• Szekszárd Holocaust Memorial
In 2004, a memorial was dedicated to the murdered Jews of Szekszárd in front of the former Szekszárd synagogue.

Image: Szekszárd, 2004, Former synagogue, today »House of the Arts«, Stiftung Denkmal
Szekszárd, 2004, Former synagogue, today »House of the Arts«, Stiftung Denkmal

Image: Szekszárd, 2004, Holocaust Memorial, Stiftung Denkmal
Szekszárd, 2004, Holocaust Memorial, Stiftung Denkmal
Szekszárd, population 33,000, is the capital of the Tolna county in south Hungary. The Szekszárd Jewish community was established in the first half of the 19th Century. In 1869, it became part of the Neolog movement in Judaism. In 1882, when the Hungarian public was gripped by a wave of anti-Semitism following a supposed ritual murder of a Christian girl in the village of Tiszaeszlár, an angry mob looted Jewish shops in Szekszárd.
The Great Synagogue was consecrated in 1897. Most of the town's several hundred Jews were assimilated.

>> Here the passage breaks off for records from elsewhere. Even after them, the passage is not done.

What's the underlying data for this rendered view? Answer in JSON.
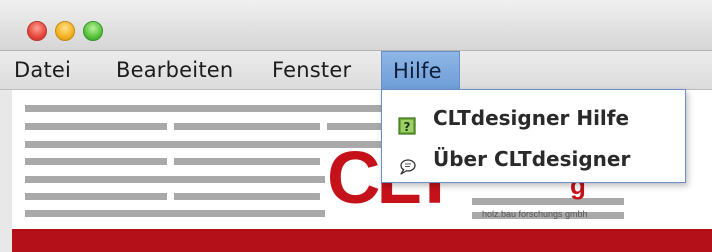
{
  "window": {
    "traffic_lights": [
      "close",
      "minimize",
      "zoom"
    ]
  },
  "menubar": {
    "items": [
      {
        "label": "Datei"
      },
      {
        "label": "Bearbeiten"
      },
      {
        "label": "Fenster"
      },
      {
        "label": "Hilfe"
      }
    ],
    "open_menu": "Hilfe"
  },
  "help_menu": {
    "items": [
      {
        "label": "CLTdesigner Hilfe",
        "icon": "help-book-icon"
      },
      {
        "label": "Über CLTdesigner",
        "icon": "speech-bubble-icon"
      }
    ]
  },
  "logo": {
    "text": "CLT",
    "partial_suffix": "g",
    "subtitle": "holz.bau forschungs gmbh"
  },
  "colors": {
    "accent_red": "#c5111a",
    "menu_highlight": "#7ea8de"
  }
}
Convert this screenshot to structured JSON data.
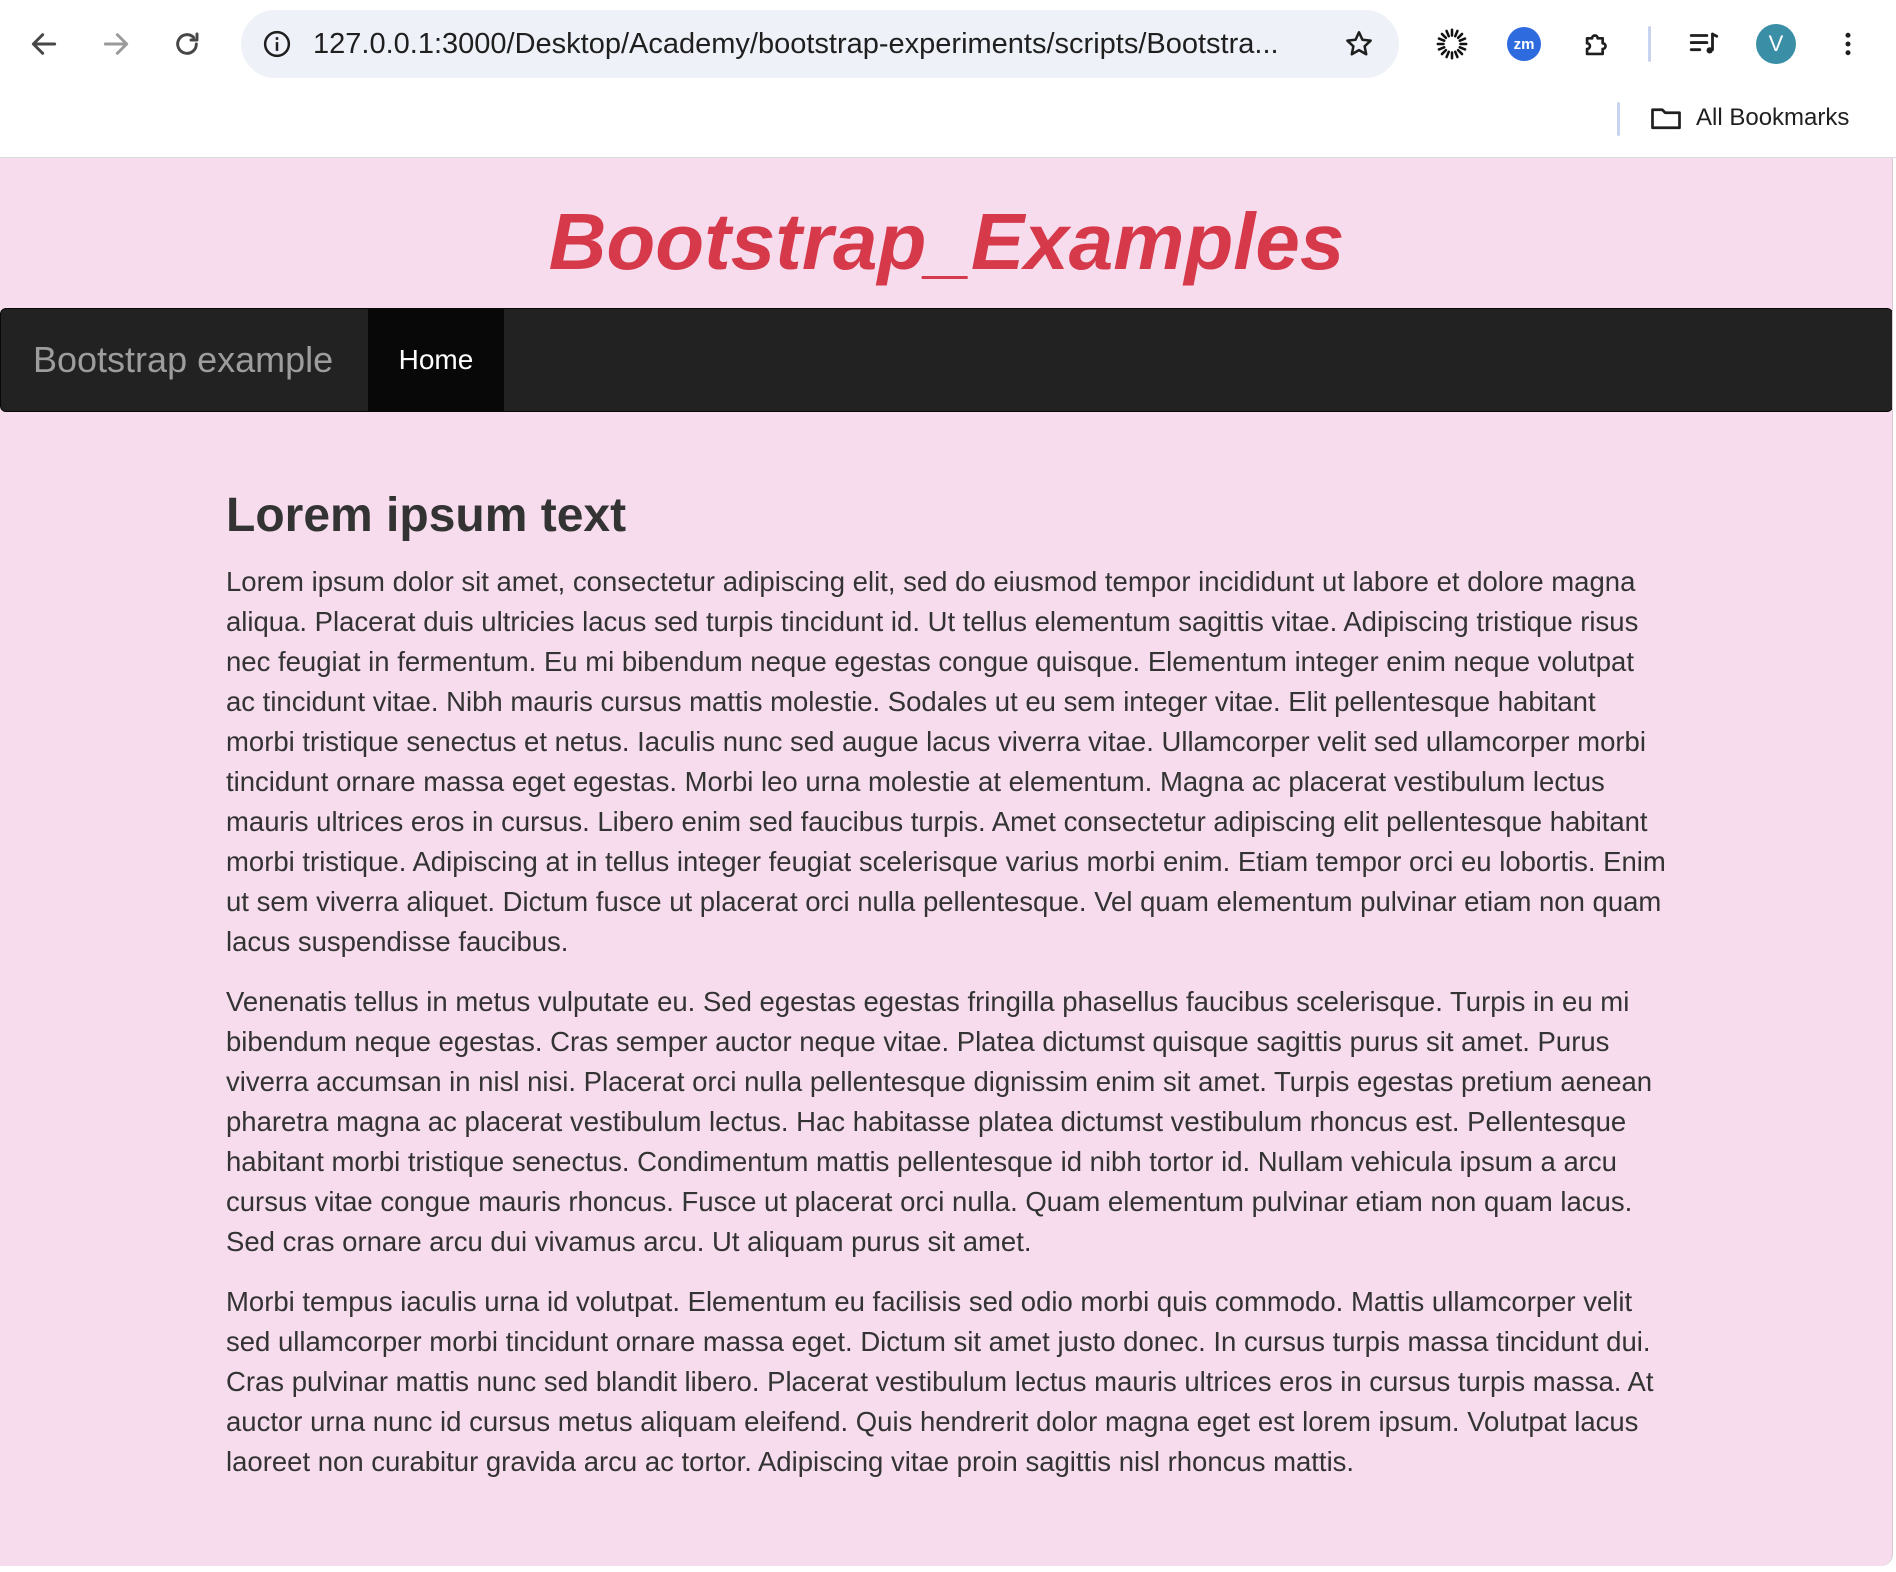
{
  "browser": {
    "url": "127.0.0.1:3000/Desktop/Academy/bootstrap-experiments/scripts/Bootstra...",
    "bookmarks_label": "All Bookmarks",
    "profile_initial": "V",
    "zoom_ext_label": "zm"
  },
  "page": {
    "site_title": "Bootstrap_Examples",
    "navbar": {
      "brand": "Bootstrap example",
      "items": [
        "Home"
      ]
    },
    "heading": "Lorem ipsum text",
    "paragraphs": [
      "Lorem ipsum dolor sit amet, consectetur adipiscing elit, sed do eiusmod tempor incididunt ut labore et dolore magna aliqua. Placerat duis ultricies lacus sed turpis tincidunt id. Ut tellus elementum sagittis vitae. Adipiscing tristique risus nec feugiat in fermentum. Eu mi bibendum neque egestas congue quisque. Elementum integer enim neque volutpat ac tincidunt vitae. Nibh mauris cursus mattis molestie. Sodales ut eu sem integer vitae. Elit pellentesque habitant morbi tristique senectus et netus. Iaculis nunc sed augue lacus viverra vitae. Ullamcorper velit sed ullamcorper morbi tincidunt ornare massa eget egestas. Morbi leo urna molestie at elementum. Magna ac placerat vestibulum lectus mauris ultrices eros in cursus. Libero enim sed faucibus turpis. Amet consectetur adipiscing elit pellentesque habitant morbi tristique. Adipiscing at in tellus integer feugiat scelerisque varius morbi enim. Etiam tempor orci eu lobortis. Enim ut sem viverra aliquet. Dictum fusce ut placerat orci nulla pellentesque. Vel quam elementum pulvinar etiam non quam lacus suspendisse faucibus.",
      "Venenatis tellus in metus vulputate eu. Sed egestas egestas fringilla phasellus faucibus scelerisque. Turpis in eu mi bibendum neque egestas. Cras semper auctor neque vitae. Platea dictumst quisque sagittis purus sit amet. Purus viverra accumsan in nisl nisi. Placerat orci nulla pellentesque dignissim enim sit amet. Turpis egestas pretium aenean pharetra magna ac placerat vestibulum lectus. Hac habitasse platea dictumst vestibulum rhoncus est. Pellentesque habitant morbi tristique senectus. Condimentum mattis pellentesque id nibh tortor id. Nullam vehicula ipsum a arcu cursus vitae congue mauris rhoncus. Fusce ut placerat orci nulla. Quam elementum pulvinar etiam non quam lacus. Sed cras ornare arcu dui vivamus arcu. Ut aliquam purus sit amet.",
      "Morbi tempus iaculis urna id volutpat. Elementum eu facilisis sed odio morbi quis commodo. Mattis ullamcorper velit sed ullamcorper morbi tincidunt ornare massa eget. Dictum sit amet justo donec. In cursus turpis massa tincidunt dui. Cras pulvinar mattis nunc sed blandit libero. Placerat vestibulum lectus mauris ultrices eros in cursus turpis massa. At auctor urna nunc id cursus metus aliquam eleifend. Quis hendrerit dolor magna eget est lorem ipsum. Volutpat lacus laoreet non curabitur gravida arcu ac tortor. Adipiscing vitae proin sagittis nisl rhoncus mattis."
    ]
  },
  "colors": {
    "page_background": "#f6dced",
    "title": "#d63a4a",
    "navbar": "#222222",
    "navbar_active": "#080808",
    "text": "#333333"
  },
  "icons": [
    "back-arrow-icon",
    "forward-arrow-icon",
    "reload-icon",
    "site-info-icon",
    "bookmark-star-icon",
    "extension-sun-icon",
    "zoom-extension-icon",
    "extensions-puzzle-icon",
    "media-controls-icon",
    "profile-avatar",
    "menu-kebab-icon",
    "folder-icon"
  ]
}
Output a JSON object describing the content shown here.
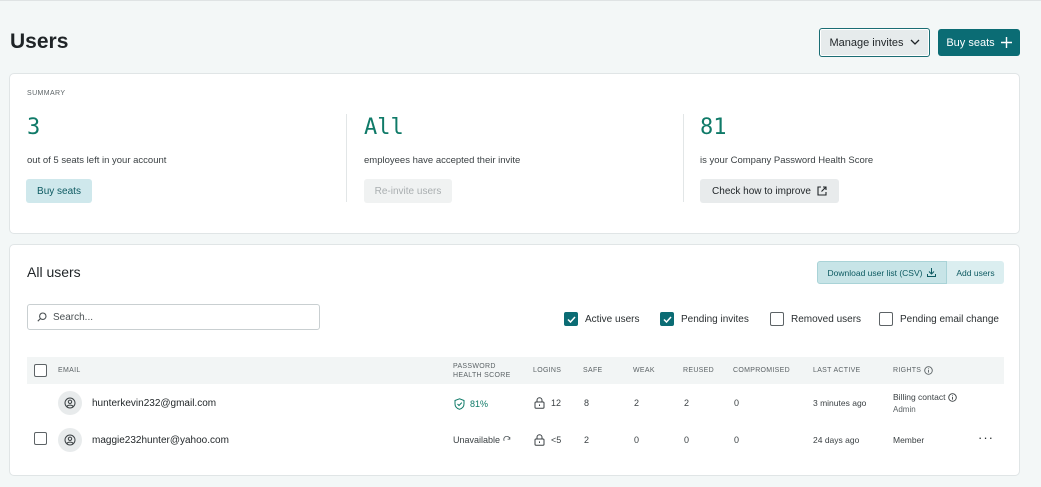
{
  "page": {
    "title": "Users"
  },
  "header": {
    "manage_invites_label": "Manage invites",
    "buy_seats_label": "Buy seats"
  },
  "summary": {
    "label": "SUMMARY",
    "seats": {
      "value": "3",
      "desc": "out of 5 seats left in your account",
      "button": "Buy seats"
    },
    "invites": {
      "value": "All",
      "desc": "employees have accepted their invite",
      "button": "Re-invite users"
    },
    "health": {
      "value": "81",
      "desc": "is your Company Password Health Score",
      "button": "Check how to improve"
    }
  },
  "all_users": {
    "title": "All users",
    "download_label": "Download user list (CSV)",
    "add_users_label": "Add users",
    "search_placeholder": "Search...",
    "filters": [
      {
        "label": "Active users",
        "checked": true
      },
      {
        "label": "Pending invites",
        "checked": true
      },
      {
        "label": "Removed users",
        "checked": false
      },
      {
        "label": "Pending email change",
        "checked": false
      }
    ],
    "columns": {
      "email": "EMAIL",
      "health_line1": "PASSWORD",
      "health_line2": "HEALTH SCORE",
      "logins": "LOGINS",
      "safe": "SAFE",
      "weak": "WEAK",
      "reused": "REUSED",
      "compromised": "COMPROMISED",
      "last_active": "LAST ACTIVE",
      "rights": "RIGHTS"
    },
    "rows": [
      {
        "email": "hunterkevin232@gmail.com",
        "health": "81%",
        "logins": "12",
        "safe": "8",
        "weak": "2",
        "reused": "2",
        "compromised": "0",
        "last_active": "3 minutes ago",
        "rights_primary": "Billing contact",
        "rights_secondary": "Admin"
      },
      {
        "email": "maggie232hunter@yahoo.com",
        "health": "Unavailable",
        "logins": "<5",
        "safe": "2",
        "weak": "0",
        "reused": "0",
        "compromised": "0",
        "last_active": "24 days ago",
        "rights_primary": "Member",
        "more": "···"
      }
    ]
  },
  "colors": {
    "accent": "#0b6c74",
    "stat_green": "#0f7a68",
    "background": "#f3f7f7"
  },
  "icons": [
    "chevron-down-icon",
    "plus-icon",
    "external-link-icon",
    "download-icon",
    "search-icon",
    "check-icon",
    "info-icon",
    "user-icon",
    "shield-icon",
    "lock-icon",
    "refresh-icon"
  ]
}
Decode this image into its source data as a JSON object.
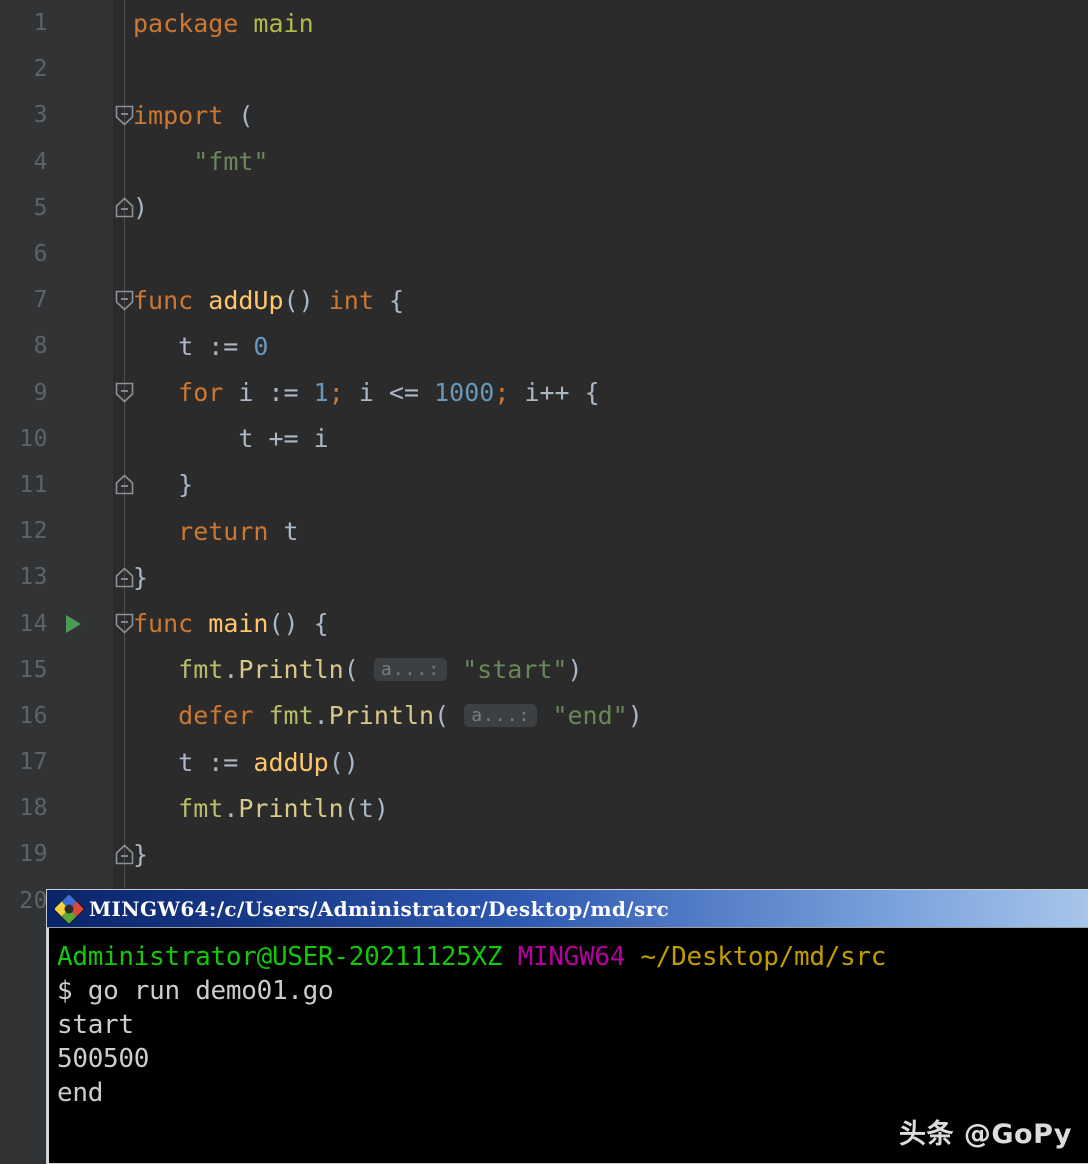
{
  "editor": {
    "language": "Go",
    "background": "#2b2b2b",
    "gutter_background": "#313335",
    "line_number_color": "#606366",
    "run_marker_color": "#499c54",
    "lines": [
      {
        "n": "1",
        "fold": "none",
        "run": false
      },
      {
        "n": "2",
        "fold": "none",
        "run": false
      },
      {
        "n": "3",
        "fold": "start",
        "run": false
      },
      {
        "n": "4",
        "fold": "none",
        "run": false
      },
      {
        "n": "5",
        "fold": "end",
        "run": false
      },
      {
        "n": "6",
        "fold": "none",
        "run": false
      },
      {
        "n": "7",
        "fold": "start",
        "run": false
      },
      {
        "n": "8",
        "fold": "none",
        "run": false
      },
      {
        "n": "9",
        "fold": "start",
        "run": false
      },
      {
        "n": "10",
        "fold": "none",
        "run": false
      },
      {
        "n": "11",
        "fold": "end",
        "run": false
      },
      {
        "n": "12",
        "fold": "none",
        "run": false
      },
      {
        "n": "13",
        "fold": "end",
        "run": false
      },
      {
        "n": "14",
        "fold": "start",
        "run": true
      },
      {
        "n": "15",
        "fold": "none",
        "run": false
      },
      {
        "n": "16",
        "fold": "none",
        "run": false
      },
      {
        "n": "17",
        "fold": "none",
        "run": false
      },
      {
        "n": "18",
        "fold": "none",
        "run": false
      },
      {
        "n": "19",
        "fold": "end",
        "run": false
      },
      {
        "n": "20",
        "fold": "none",
        "run": false
      }
    ],
    "source_text": "package main\n\nimport (\n    \"fmt\"\n)\n\nfunc addUp() int {\n    t := 0\n    for i := 1; i <= 1000; i++ {\n        t += i\n    }\n    return t\n}\nfunc main() {\n    fmt.Println(a...: \"start\")\n    defer fmt.Println(a...: \"end\")\n    t := addUp()\n    fmt.Println(t)\n}\n",
    "inline_hint_label": "a...:",
    "colors": {
      "keyword": "#cc7832",
      "function": "#ffc66d",
      "string": "#6a8759",
      "number": "#6897bb",
      "identifier": "#a9b7c6",
      "package": "#b5b84a",
      "hint_bg": "#3c4042",
      "hint_fg": "#787d80"
    }
  },
  "terminal": {
    "title": "MINGW64:/c/Users/Administrator/Desktop/md/src",
    "icon": "mingw-diamond-icon",
    "titlebar_color": "#2d58b0",
    "background": "#000000",
    "prompt": {
      "user_host": "Administrator@USER-20211125XZ",
      "shell": "MINGW64",
      "path": "~/Desktop/md/src",
      "symbol": "$",
      "command": "go run demo01.go"
    },
    "output": [
      "start",
      "500500",
      "end"
    ],
    "colors": {
      "user_host": "#16c60c",
      "shell": "#b4009e",
      "path": "#c19c00",
      "text": "#cccccc"
    }
  },
  "watermark": {
    "text": "头条 @GoPy"
  }
}
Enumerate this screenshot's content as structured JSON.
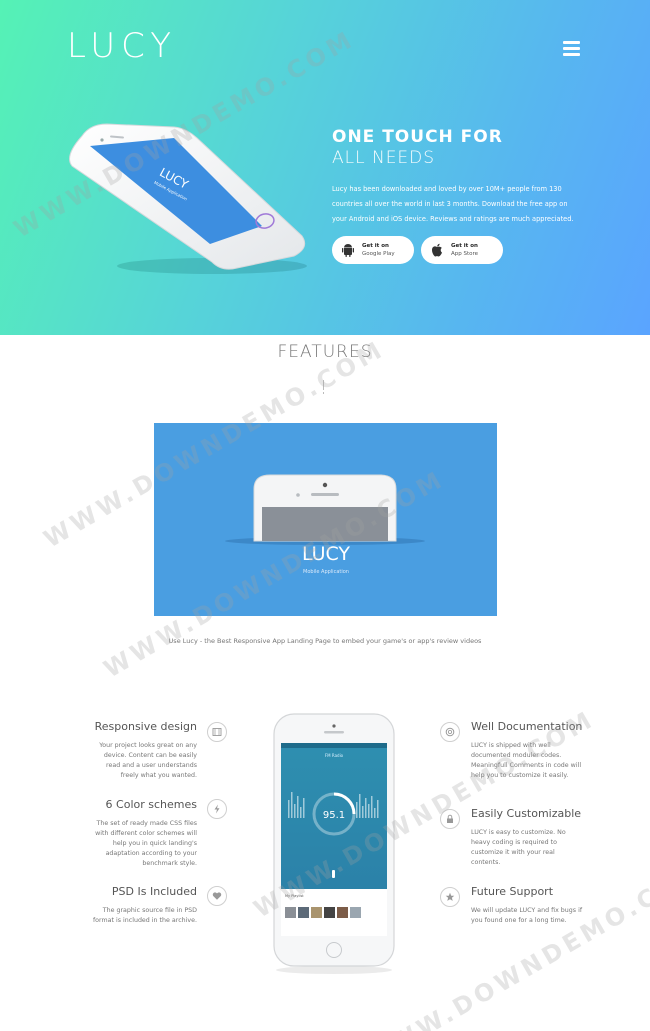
{
  "brand": {
    "logo": "LUCY"
  },
  "hero": {
    "title_line1": "ONE TOUCH FOR",
    "title_line2": "ALL NEEDS",
    "description": "Lucy has been downloaded and loved by over 10M+ people from 130 countries all over the world in last 3 months. Download the free app on your Android and iOS device. Reviews and ratings are much appreciated.",
    "phone_screen_title": "LUCY",
    "phone_screen_subtitle": "Mobile Application",
    "google_play": {
      "line1": "Get it on",
      "line2": "Google Play",
      "icon": "android-icon"
    },
    "app_store": {
      "line1": "Get it on",
      "line2": "App Store",
      "icon": "apple-icon"
    }
  },
  "features": {
    "title": "FEATURES",
    "video": {
      "title": "LUCY",
      "subtitle": "Mobile Application"
    },
    "caption": "Use Lucy - the Best Responsive App Landing Page to embed your game's or app's review videos",
    "left": [
      {
        "title": "Responsive design",
        "desc": "Your project looks great on any device. Content can be easily read and a user understands freely what you wanted.",
        "icon": "film-icon"
      },
      {
        "title": "6 Color schemes",
        "desc": "The set of ready made CSS files with different color schemes will help you in quick landing's adaptation according to your benchmark style.",
        "icon": "bolt-icon"
      },
      {
        "title": "PSD Is Included",
        "desc": "The graphic source file in PSD format is included in the archive.",
        "icon": "heart-icon"
      }
    ],
    "right": [
      {
        "title": "Well Documentation",
        "desc": "LUCY is shipped with well documented moduler codes. Meaningfull Comments in code will help you to customize it easily.",
        "icon": "lifebuoy-icon"
      },
      {
        "title": "Easily Customizable",
        "desc": "LUCY is easy to customize. No heavy coding is required to customize it with your real contents.",
        "icon": "lock-icon"
      },
      {
        "title": "Future Support",
        "desc": "We will update LUCY and fix bugs if you found one for a long time.",
        "icon": "star-icon"
      }
    ],
    "phone_app": {
      "value": "95.1",
      "header": "FM Radio",
      "list_title": "My Playlist"
    }
  },
  "watermark": "WWW.DOWNDEMO.COM",
  "colors": {
    "hero_start": "#55f2b5",
    "hero_end": "#5aa4ff",
    "video_bg": "#4a9ee1"
  }
}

In 1941, there were 510 residents of Szekszárd who were deemed Jewish according to the Hungarian anti-Jewish legislation, about 3.5 percent of the population. Already in 1940, Jewish men were drafted for forced labour for the Hungarian army. A camp for the forced labourers was established in the town; later, they were transferred to the eastern front. Only few survived – according to eye-witness accounts, some were beaten to death by Hungarian soldiers.
On March 20, 1944, one day after the German Wehrmacht occupied Hungary, a »Judenrat« - Jewish council - was installed in Szekszárd. At the same time, the expropriation of Jewish property began. Already that spring, 15 Jews were deported to the Mauthausen concentration camp. Since the mayor of Szekszárd was opposed to the idea of establishing a ghetto in his town, about 380 Jews from Szekszárd were forcibly resettled to ghettos in the region. The Hungarian authorities and the German SS deported them from there to the Auschwitz-Birkenau extermination camp at the beginning of July 1944.
Image: Szekszárd, 2004, Former synagogue, today »House of the Arts«, Stiftung Denkmal
Szekszárd, 2004, Former synagogue, today »House of the Arts«, Stiftung Denkmal

Image: Szekszárd, 2004, Holocaust Memorial, Stiftung Denkmal
Szekszárd, 2004, Holocaust Memorial, Stiftung Denkmal
The exact number of victims is not known.
Image: Szekszárd, 2004, Dedication of the Memorial, Stiftung Denkmal
Szekszárd, 2004, Dedication of the Memorial, Stiftung Denkmal

In 1949, the Jewish community of Szekszárd had 121 members, yet in the following years it shrank significantly. The synagogue became derelict. In 1971, the municipal council purchased the building. After many years of renovation, the building was reopened in 1984 as a »House of the Arts«. In 2004, 60 years after the deportations, a Holocaust memorial was dedicated on the square in front of the former synagogue. Designed by Hungarian sculptor László Szatmári Juhos, the memorial consists of a white concrete stele, affixed to it is a bronze negative relief portraying a family with expressive traits.
Image: Szekszárd, 2004, Dedication of the Memorial, Stiftung Denkmal
Szekszárd, 2004, Dedication of the Memorial, Stiftung Denkmal

Image: Szekszárd, 2004, Holocaust Memorial, Stiftung Denkmal
Szekszárd, 2004, Holocaust Memorial, Stiftung Denkmal
Name
Holokauszt-emlékmű
Address
Szent István tér 28
7100 Szekszárd
Open
The memorial is accessible at all times.